Berkshire Hathaway generates revenue from two pillars of business: subsidiaries it directly owns and control and publicly traded companies it partially owns through equity investment but have no managerial control.

Operating earnings are drawn from businesses directly owned by Berkshire Hathaway, which are concentrated in insurance, railroads and energy sectors, and exclude capital gains or losses from its stock portfolio. However, in the U.S., the Generally Accepted Accounting Principles, or GAAP, require that a company include unrealized capital gains or loses on its equity investments in its total earnings calculation.

In his annual letter to shareholders published on Feb. 25, Buffett said he and Charlie Munger, his longtime business partner, prefer using operating earnings as a measure of financial performance. They urge Berkshire’s shareholders to do the same, Buffett said, because GAAP earnings can fluctuate wildly from one financial period to the next and can mislead investors who have no knowledge of accounting rules.

“The GAAP earnings are 100 percent misleading when viewed quarterly or even annually,” Buffett wrote in the shareholder letter. “Capital gains, to be sure, have been hugely important to Berkshire over past decades, and we expect them to be meaningfully positive in future decades. But their quarter-by-quarter gyrations, regularly and mindlessly headlined by media, totally misinform investors.”

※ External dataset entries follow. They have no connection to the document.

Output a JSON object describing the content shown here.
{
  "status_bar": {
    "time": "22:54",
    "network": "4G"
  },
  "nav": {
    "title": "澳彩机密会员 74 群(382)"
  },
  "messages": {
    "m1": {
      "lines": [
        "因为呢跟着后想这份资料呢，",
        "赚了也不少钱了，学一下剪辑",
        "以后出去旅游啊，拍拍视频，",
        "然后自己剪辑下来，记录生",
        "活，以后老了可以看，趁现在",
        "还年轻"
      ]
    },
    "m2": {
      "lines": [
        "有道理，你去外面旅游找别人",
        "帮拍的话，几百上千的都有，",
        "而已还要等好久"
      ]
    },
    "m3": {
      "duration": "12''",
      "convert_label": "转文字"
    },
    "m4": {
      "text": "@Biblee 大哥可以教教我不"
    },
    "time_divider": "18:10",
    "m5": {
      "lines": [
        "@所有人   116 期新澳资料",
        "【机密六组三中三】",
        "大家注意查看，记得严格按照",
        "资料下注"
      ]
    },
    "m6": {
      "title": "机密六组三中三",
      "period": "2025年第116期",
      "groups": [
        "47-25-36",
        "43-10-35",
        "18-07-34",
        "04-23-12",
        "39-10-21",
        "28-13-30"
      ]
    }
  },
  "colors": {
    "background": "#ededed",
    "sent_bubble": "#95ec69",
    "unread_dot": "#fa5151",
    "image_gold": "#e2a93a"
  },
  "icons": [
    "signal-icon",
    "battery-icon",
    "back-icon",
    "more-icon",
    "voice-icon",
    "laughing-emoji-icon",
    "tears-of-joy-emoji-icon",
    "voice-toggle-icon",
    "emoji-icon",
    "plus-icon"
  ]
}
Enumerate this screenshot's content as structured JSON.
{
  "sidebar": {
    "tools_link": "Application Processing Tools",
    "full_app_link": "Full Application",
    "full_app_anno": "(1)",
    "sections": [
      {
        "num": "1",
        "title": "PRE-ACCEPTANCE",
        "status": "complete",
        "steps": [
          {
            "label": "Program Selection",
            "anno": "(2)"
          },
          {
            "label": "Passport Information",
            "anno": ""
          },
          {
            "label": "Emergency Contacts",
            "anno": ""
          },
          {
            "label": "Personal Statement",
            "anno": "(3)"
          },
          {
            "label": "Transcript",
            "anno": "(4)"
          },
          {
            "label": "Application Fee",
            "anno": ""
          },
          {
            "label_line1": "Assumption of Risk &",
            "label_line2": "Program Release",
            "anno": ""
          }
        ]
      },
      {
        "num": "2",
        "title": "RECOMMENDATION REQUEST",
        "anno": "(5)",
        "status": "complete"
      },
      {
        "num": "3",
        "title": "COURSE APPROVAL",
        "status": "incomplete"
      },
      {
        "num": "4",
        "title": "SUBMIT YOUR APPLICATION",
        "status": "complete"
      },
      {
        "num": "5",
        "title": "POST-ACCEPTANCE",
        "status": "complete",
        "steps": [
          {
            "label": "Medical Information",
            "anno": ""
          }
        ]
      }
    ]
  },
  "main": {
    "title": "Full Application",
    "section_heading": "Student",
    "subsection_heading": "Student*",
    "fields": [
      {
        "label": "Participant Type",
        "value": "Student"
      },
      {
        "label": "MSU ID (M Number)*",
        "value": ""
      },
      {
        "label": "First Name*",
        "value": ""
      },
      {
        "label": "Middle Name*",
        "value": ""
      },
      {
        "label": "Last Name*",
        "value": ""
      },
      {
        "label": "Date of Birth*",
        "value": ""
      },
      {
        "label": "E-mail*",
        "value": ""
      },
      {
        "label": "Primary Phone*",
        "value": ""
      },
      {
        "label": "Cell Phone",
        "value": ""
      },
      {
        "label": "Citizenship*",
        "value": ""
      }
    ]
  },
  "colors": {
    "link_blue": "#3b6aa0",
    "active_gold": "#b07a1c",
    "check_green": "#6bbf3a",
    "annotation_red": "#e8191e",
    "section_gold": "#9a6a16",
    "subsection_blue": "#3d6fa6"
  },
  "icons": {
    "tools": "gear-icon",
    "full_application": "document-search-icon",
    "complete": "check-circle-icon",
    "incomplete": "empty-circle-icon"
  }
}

Under GAAP accounting, in 2022 Berkshire earned $112 billion less than the previous year, though Buffett thought it was good year for business, he said in the shareholder letter.

Warren Buffett Says Berkshire Hathaway’s $23 Billion Loss Is an Accounting Fiction